Scania and Ghana Police team up to combat counterfeit goods

Cracking down on pirated parts

Scania and Ghana Police team up to combat counterfeit goods.

How can customers differentiate between pirated parts and genuine Scania articles? The sad truth is that most cannot and are being misled. To further aggravate the situation, they are often paying the same amount for a substandard – and in some cases outright dangerous – product.

The markets of the Ghanaian capital Accra are overflowing with counterfeit products, which increasingly cause concern. Therefore, Scania recently teamed up with bearings manufacturer SKF and the Ghana Police Force to shed light on the growing problem. Hauliers and authority representatives witnessed a revealing exercise as Scania West Africa’s Service Manager David Roberts showed them three oil filter units, all nearly identical. “When I cut the tops off, the two counterfeit filters fell apart.
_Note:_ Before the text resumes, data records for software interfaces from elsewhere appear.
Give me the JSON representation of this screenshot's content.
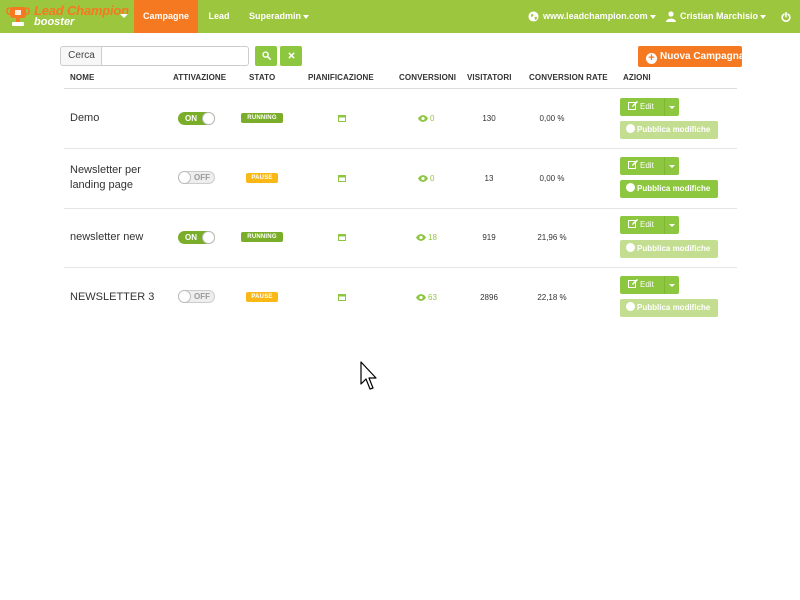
{
  "brand": {
    "line1": "Lead Champion",
    "line2": "booster"
  },
  "nav": {
    "campagne": "Campagne",
    "lead": "Lead",
    "superadmin": "Superadmin",
    "site": "www.leadchampion.com",
    "user": "Cristian Marchisio"
  },
  "toolbar": {
    "search_label": "Cerca",
    "search_value": "",
    "new_campaign": "Nuova Campagna"
  },
  "table": {
    "headers": [
      "NOME",
      "ATTIVAZIONE",
      "STATO",
      "PIANIFICAZIONE",
      "CONVERSIONI",
      "VISITATORI",
      "CONVERSION RATE",
      "AZIONI"
    ],
    "rows": [
      {
        "name": "Demo",
        "toggle": "ON",
        "status": "RUNNING",
        "conversions": "0",
        "visitors": "130",
        "rate": "0,00 %",
        "edit": "Edit",
        "publish": "Pubblica modifiche"
      },
      {
        "name": "Newsletter per landing page",
        "toggle": "OFF",
        "status": "PAUSE",
        "conversions": "0",
        "visitors": "13",
        "rate": "0,00 %",
        "edit": "Edit",
        "publish": "Pubblica modifiche"
      },
      {
        "name": "newsletter new",
        "toggle": "ON",
        "status": "RUNNING",
        "conversions": "18",
        "visitors": "919",
        "rate": "21,96 %",
        "edit": "Edit",
        "publish": "Pubblica modifiche"
      },
      {
        "name": "NEWSLETTER 3",
        "toggle": "OFF",
        "status": "PAUSE",
        "conversions": "63",
        "visitors": "2896",
        "rate": "22,18 %",
        "edit": "Edit",
        "publish": "Pubblica modifiche"
      }
    ]
  },
  "colors": {
    "navbar": "#9dc63f",
    "accent": "#f47920",
    "button_green": "#8dc63f",
    "running": "#7aad2a",
    "pause": "#f9b816"
  }
}
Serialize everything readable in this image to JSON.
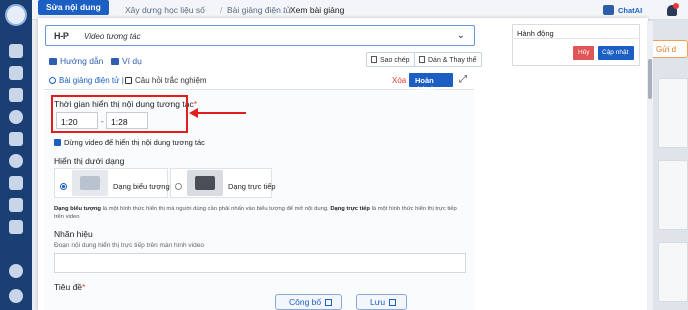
{
  "topbar": {
    "active_tab": "Sửa nội dung",
    "breadcrumbs": [
      "Xây dựng học liệu số",
      "Bài giảng điện tử",
      "Xem bài giảng"
    ],
    "chatai": "ChatAI",
    "right_chip": "Gửi d"
  },
  "content_type": {
    "logo": "H-P",
    "selected": "Video tương tác"
  },
  "guide": {
    "instructions": "Hướng dẫn",
    "example": "Ví dụ"
  },
  "toolbar": {
    "copy": "Sao chép",
    "paste_replace": "Dán & Thay thế"
  },
  "editor_tabs": {
    "lecture": "Bài giảng điện tử",
    "quiz": "Câu hỏi trắc nghiệm",
    "delete": "Xóa",
    "done": "Hoàn thành"
  },
  "form": {
    "time_label": "Thời gian hiển thị nội dung tương tác",
    "required": "*",
    "time_start": "1:20",
    "time_end": "1:28",
    "pause_video": "Dừng video để hiển thị nội dung tương tác",
    "display_as": "Hiển thị dưới dạng",
    "option_icon": "Dạng biểu tượng",
    "option_direct": "Dạng trực tiếp",
    "help_bold_1": "Dạng biểu tượng",
    "help_1": "là một hình thức hiển thị mà người dùng cần phải nhấn vào biểu tượng để mở nội dung.",
    "help_bold_2": "Dạng trực tiếp",
    "help_2": "là một hình thức hiển thị trực tiếp trên video",
    "label_field": "Nhãn hiệu",
    "label_field_desc": "Đoạn nội dung hiển thị trực tiếp trên màn hình video",
    "title_field": "Tiêu đề"
  },
  "actions": {
    "title": "Hành động",
    "cancel": "Hủy",
    "update": "Cập nhật"
  },
  "footer": {
    "publish": "Công bố",
    "save": "Lưu"
  },
  "colors": {
    "primary": "#1c5fc4",
    "sidebar": "#1c3f73",
    "danger": "#e01e1e"
  }
}
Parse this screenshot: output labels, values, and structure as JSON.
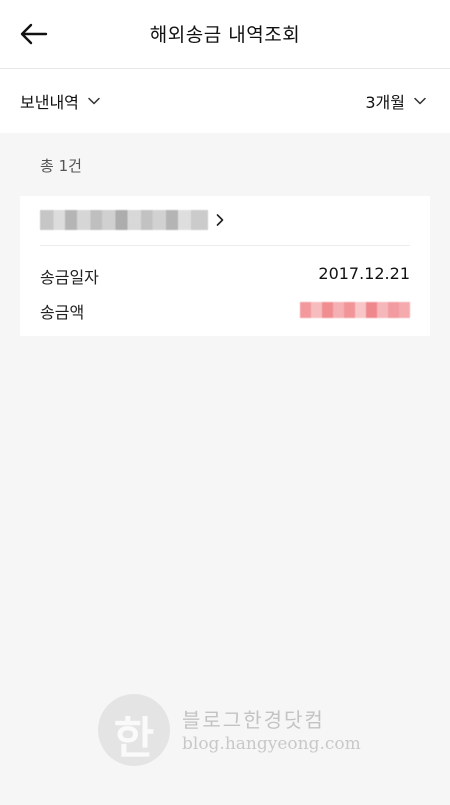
{
  "header": {
    "title": "해외송금 내역조회"
  },
  "filters": {
    "type_label": "보낸내역",
    "period_label": "3개월"
  },
  "summary": {
    "count_text": "총 1건"
  },
  "transfer": {
    "date_label": "송금일자",
    "date_value": "2017.12.21",
    "amount_label": "송금액"
  },
  "watermark": {
    "glyph": "한",
    "line1": "블로그한경닷컴",
    "line2": "blog.hangyeong.com"
  },
  "colors": {
    "background": "#f6f6f6",
    "surface": "#ffffff",
    "text": "#222222"
  }
}
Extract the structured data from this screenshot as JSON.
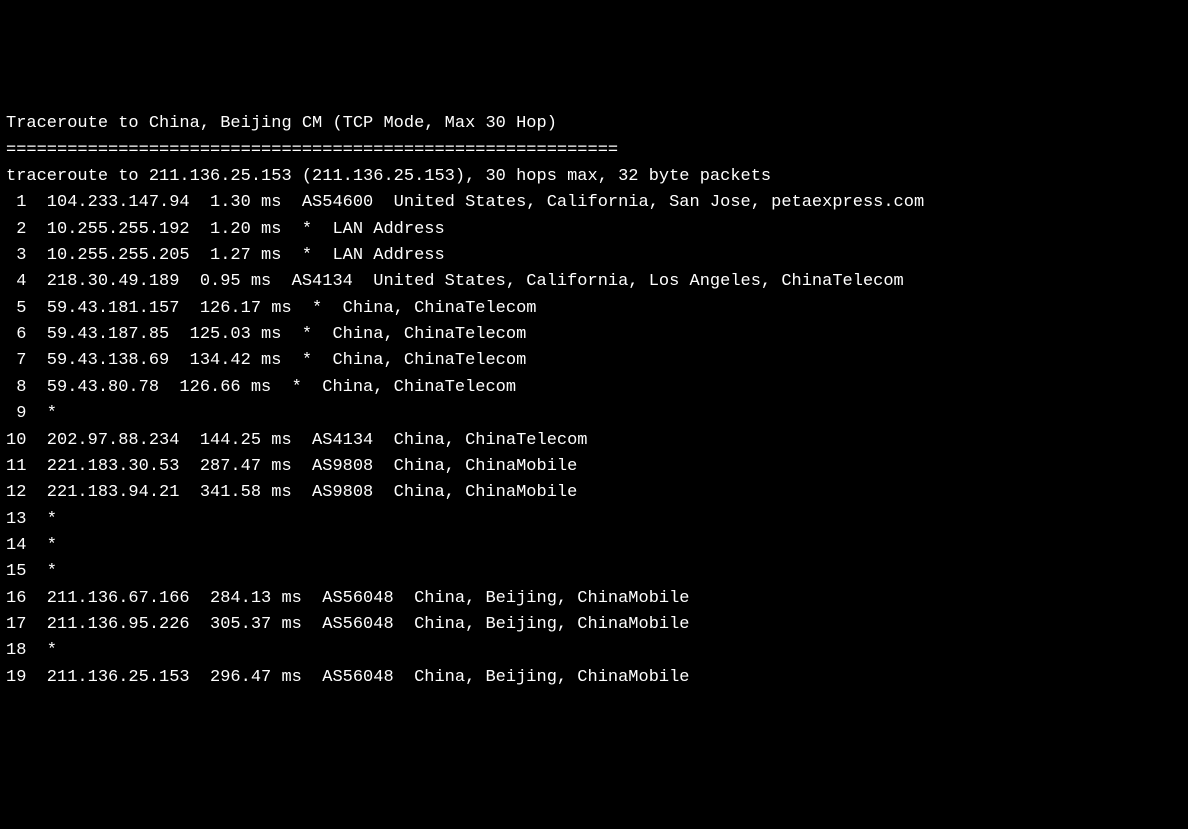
{
  "header": {
    "title": "Traceroute to China, Beijing CM (TCP Mode, Max 30 Hop)",
    "separator": "============================================================",
    "command": "traceroute to 211.136.25.153 (211.136.25.153), 30 hops max, 32 byte packets"
  },
  "hops": [
    {
      "num": " 1",
      "ip": "104.233.147.94",
      "rtt": "1.30 ms",
      "asn": "AS54600",
      "location": "United States, California, San Jose, petaexpress.com"
    },
    {
      "num": " 2",
      "ip": "10.255.255.192",
      "rtt": "1.20 ms",
      "asn": "*",
      "location": "LAN Address"
    },
    {
      "num": " 3",
      "ip": "10.255.255.205",
      "rtt": "1.27 ms",
      "asn": "*",
      "location": "LAN Address"
    },
    {
      "num": " 4",
      "ip": "218.30.49.189",
      "rtt": "0.95 ms",
      "asn": "AS4134",
      "location": "United States, California, Los Angeles, ChinaTelecom"
    },
    {
      "num": " 5",
      "ip": "59.43.181.157",
      "rtt": "126.17 ms",
      "asn": "*",
      "location": "China, ChinaTelecom"
    },
    {
      "num": " 6",
      "ip": "59.43.187.85",
      "rtt": "125.03 ms",
      "asn": "*",
      "location": "China, ChinaTelecom"
    },
    {
      "num": " 7",
      "ip": "59.43.138.69",
      "rtt": "134.42 ms",
      "asn": "*",
      "location": "China, ChinaTelecom"
    },
    {
      "num": " 8",
      "ip": "59.43.80.78",
      "rtt": "126.66 ms",
      "asn": "*",
      "location": "China, ChinaTelecom"
    },
    {
      "num": " 9",
      "ip": "*",
      "rtt": "",
      "asn": "",
      "location": ""
    },
    {
      "num": "10",
      "ip": "202.97.88.234",
      "rtt": "144.25 ms",
      "asn": "AS4134",
      "location": "China, ChinaTelecom"
    },
    {
      "num": "11",
      "ip": "221.183.30.53",
      "rtt": "287.47 ms",
      "asn": "AS9808",
      "location": "China, ChinaMobile"
    },
    {
      "num": "12",
      "ip": "221.183.94.21",
      "rtt": "341.58 ms",
      "asn": "AS9808",
      "location": "China, ChinaMobile"
    },
    {
      "num": "13",
      "ip": "*",
      "rtt": "",
      "asn": "",
      "location": ""
    },
    {
      "num": "14",
      "ip": "*",
      "rtt": "",
      "asn": "",
      "location": ""
    },
    {
      "num": "15",
      "ip": "*",
      "rtt": "",
      "asn": "",
      "location": ""
    },
    {
      "num": "16",
      "ip": "211.136.67.166",
      "rtt": "284.13 ms",
      "asn": "AS56048",
      "location": "China, Beijing, ChinaMobile"
    },
    {
      "num": "17",
      "ip": "211.136.95.226",
      "rtt": "305.37 ms",
      "asn": "AS56048",
      "location": "China, Beijing, ChinaMobile"
    },
    {
      "num": "18",
      "ip": "*",
      "rtt": "",
      "asn": "",
      "location": ""
    },
    {
      "num": "19",
      "ip": "211.136.25.153",
      "rtt": "296.47 ms",
      "asn": "AS56048",
      "location": "China, Beijing, ChinaMobile"
    }
  ]
}
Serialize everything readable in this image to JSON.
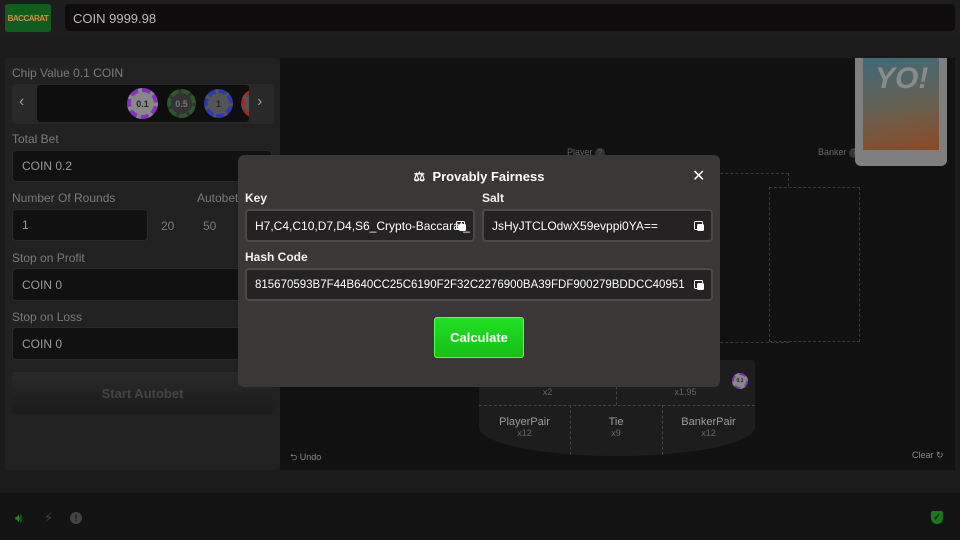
{
  "header": {
    "logo_text": "BACCARAT",
    "balance": "COIN 9999.98"
  },
  "left": {
    "chip_value_label": "Chip Value 0.1 COIN",
    "chips": [
      {
        "label": "0.1",
        "color": "#8a2fc0"
      },
      {
        "label": "0.5",
        "color": "#2a5a2a"
      },
      {
        "label": "1",
        "color": "#2a3ab0"
      },
      {
        "label": "",
        "color": "#a02a2a"
      }
    ],
    "total_bet_label": "Total Bet",
    "total_bet_value": "COIN 0.2",
    "rounds_label": "Number Of Rounds",
    "rounds_value": "1",
    "rounds_presets": [
      "20",
      "50"
    ],
    "autobet_label": "Autobet",
    "stop_profit_label": "Stop on Profit",
    "stop_profit_value": "COIN 0",
    "stop_loss_label": "Stop on Loss",
    "stop_loss_value": "COIN 0",
    "start_button": "Start Autobet"
  },
  "game": {
    "player_label": "Player",
    "banker_label": "Banker",
    "help": "?",
    "deck_logo": "YO!",
    "bets": [
      {
        "name": "",
        "mult": "x2"
      },
      {
        "name": "",
        "mult": "x1.95"
      },
      {
        "name": "PlayerPair",
        "mult": "x12"
      },
      {
        "name": "Tie",
        "mult": "x9"
      },
      {
        "name": "BankerPair",
        "mult": "x12"
      }
    ],
    "placed_chip": "0.1",
    "undo": "Undo",
    "clear": "Clear"
  },
  "modal": {
    "title": "Provably Fairness",
    "key_label": "Key",
    "key_value": "H7,C4,C10,D7,D4,S6_Crypto-Baccarat_",
    "salt_label": "Salt",
    "salt_value": "JsHyJTCLOdwX59evppi0YA==",
    "hash_label": "Hash Code",
    "hash_value": "815670593B7F44B640CC25C6190F2F32C2276900BA39FDF900279BDDCC40951",
    "calculate": "Calculate"
  }
}
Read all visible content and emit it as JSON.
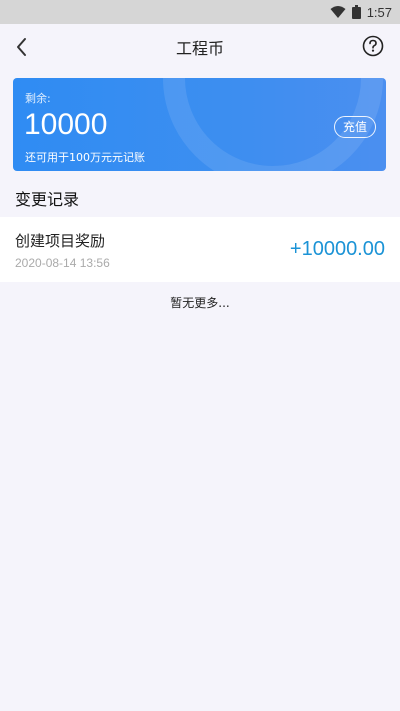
{
  "status_bar": {
    "time": "1:57",
    "icons": [
      "wifi-icon",
      "battery-icon"
    ]
  },
  "nav": {
    "title": "工程币",
    "back_icon": "chevron-left-icon",
    "help_icon": "question-circle-icon"
  },
  "balance_card": {
    "label": "剩余:",
    "amount": "10000",
    "note": "还可用于100万元元记账",
    "recharge_label": "充值",
    "gradient_colors": [
      "#2f8cf3",
      "#4b8ff0"
    ]
  },
  "records": {
    "title": "变更记录",
    "items": [
      {
        "name": "创建项目奖励",
        "time": "2020-08-14 13:56",
        "amount": "+10000.00"
      }
    ],
    "amount_color": "#1b93d6",
    "end_text": "暂无更多..."
  }
}
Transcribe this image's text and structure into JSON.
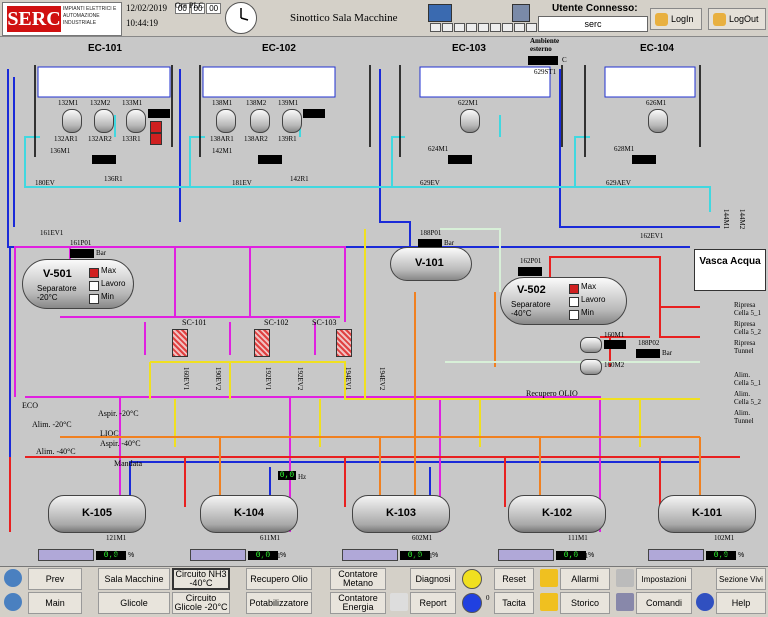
{
  "header": {
    "logo_text": "SERC",
    "logo_sub": "IMPIANTI ELETTRICI E AUTOMAZIONE INDUSTRIALE",
    "date": "12/02/2019",
    "time": "10:44:19",
    "plc_label": "Ora PLC",
    "plc_time": [
      "00",
      "00",
      "00"
    ],
    "title": "Sinottico Sala Macchine",
    "user_label": "Utente Connesso:",
    "user_value": "serc",
    "login_label": "LogIn",
    "logout_label": "LogOut"
  },
  "evaporators": [
    {
      "name": "EC-101",
      "motors": [
        "132M1",
        "132M2",
        "133M1"
      ],
      "ar": [
        "132AR1",
        "132AR2",
        "133R1"
      ],
      "fan": "136M1",
      "valve": "180EV",
      "r": "136R1"
    },
    {
      "name": "EC-102",
      "motors": [
        "138M1",
        "138M2",
        "139M1"
      ],
      "ar": [
        "138AR1",
        "138AR2",
        "139R1"
      ],
      "fan": "142M1",
      "valve": "181EV",
      "r": "142R1"
    },
    {
      "name": "EC-103",
      "motors": [
        "622M1"
      ],
      "fan": "624M1",
      "valve": "629EV"
    },
    {
      "name": "EC-104",
      "motors": [
        "626M1"
      ],
      "fan": "628M1",
      "valve": "629AEV"
    }
  ],
  "ambient": {
    "label": "Ambiente esterno",
    "unit": "C",
    "tag": "629ST1"
  },
  "vessels": {
    "v501": {
      "name": "V-501",
      "sub": "Separatore -20°C",
      "pt": "161P01",
      "ev": "161EV1",
      "unit": "Bar",
      "max": "Max",
      "lavoro": "Lavoro",
      "min": "Min"
    },
    "v101": {
      "name": "V-101",
      "pt": "188P01",
      "unit": "Bar"
    },
    "v502": {
      "name": "V-502",
      "sub": "Separatore -40°C",
      "pt": "162P01",
      "ev": "162EV1",
      "unit": "Bar",
      "max": "Max",
      "lavoro": "Lavoro",
      "min": "Min"
    }
  },
  "pumps": {
    "p1": "160M1",
    "p2": "160M2",
    "pt": "188P02",
    "unit": "Bar"
  },
  "coolers": [
    "SC-101",
    "SC-102",
    "SC-103"
  ],
  "valves_row": [
    "160EV1",
    "190EV2",
    "192EV1",
    "192EV2",
    "194EV1",
    "194EV2"
  ],
  "vasca": {
    "name": "Vasca Acqua",
    "m1": "144M1",
    "m2": "144M2"
  },
  "right_lines": [
    "Ripresa Cella 5_1",
    "Ripresa Cella 5_2",
    "Ripresa Tunnel",
    "Alim. Cella 5_1",
    "Alim. Cella 5_2",
    "Alim. Tunnel"
  ],
  "line_labels": {
    "eco": "ECO",
    "asp20": "Aspir. -20°C",
    "alim20": "Alim. -20°C",
    "lioc": "LIOC",
    "asp40": "Aspir. -40°C",
    "alim40": "Alim. -40°C",
    "mandata": "Mandata",
    "recupero": "Recupero OLIO"
  },
  "compressors": [
    {
      "name": "K-105",
      "pct": "0,0",
      "m": "121M1",
      "r": "122R1",
      "ev": "138EV1"
    },
    {
      "name": "K-104",
      "pct": "0,0",
      "m": "611M1",
      "r": "612R1",
      "ev": "138EV19",
      "hz": "0,0",
      "hz_unit": "Hz"
    },
    {
      "name": "K-103",
      "pct": "0,0",
      "m": "602M1",
      "r": "603R1",
      "ev": "138EV10"
    },
    {
      "name": "K-102",
      "pct": "0,0",
      "m": "111M1",
      "r": "112R1",
      "ev": "138EV11"
    },
    {
      "name": "K-101",
      "pct": "0,0",
      "m": "102M1",
      "r": "103R1",
      "ev": "138EV1"
    }
  ],
  "pct_unit": "%",
  "footer": {
    "prev": "Prev",
    "main": "Main",
    "sala": "Sala Macchine",
    "glicole": "Glicole",
    "circ_nh3": "Circuito NH3 -40°C",
    "circ_gl": "Circuito Glicole -20°C",
    "recupero": "Recupero Olio",
    "potab": "Potabilizzatore",
    "cont_met": "Contatore Metano",
    "cont_en": "Contatore Energia",
    "diagnosi": "Diagnosi",
    "report": "Report",
    "reset": "Reset",
    "tacita": "Tacita",
    "tacita_count": "0",
    "allarmi": "Allarmi",
    "storico": "Storico",
    "impost": "Impostazioni",
    "comandi": "Comandi",
    "sezione": "Sezione Vivi",
    "help": "Help"
  }
}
Since they look almost exactly the same on the outside, you can’t tell the difference and customers are being ripped off.”


Buy parts from container shops

Scania established its own operations in West Africa three years ago but there have been plenty of older vehicles on roads. These owners have over the years relied on less scrupulous workshops for parts supplies. “They buy parts from container shops in markets that are manufactured in sheds or sweatshops somewhere in the world. What is most surprising is that the price difference with a genuine part can be as low as 1.50 euro. There is a misconception that Scania’s parts are expensive.”

Scania’s original parts are fully adapted for the vehicle and developed for high quality performance. Using counterfeit parts can, at best, lead to a disappointingly short lifespan and reduced performance, and, at worst, constitute a safety risk. “We will increase our efforts to inform customers about pirated products,” says Roberts. “This is a fake economy that must be combatted.”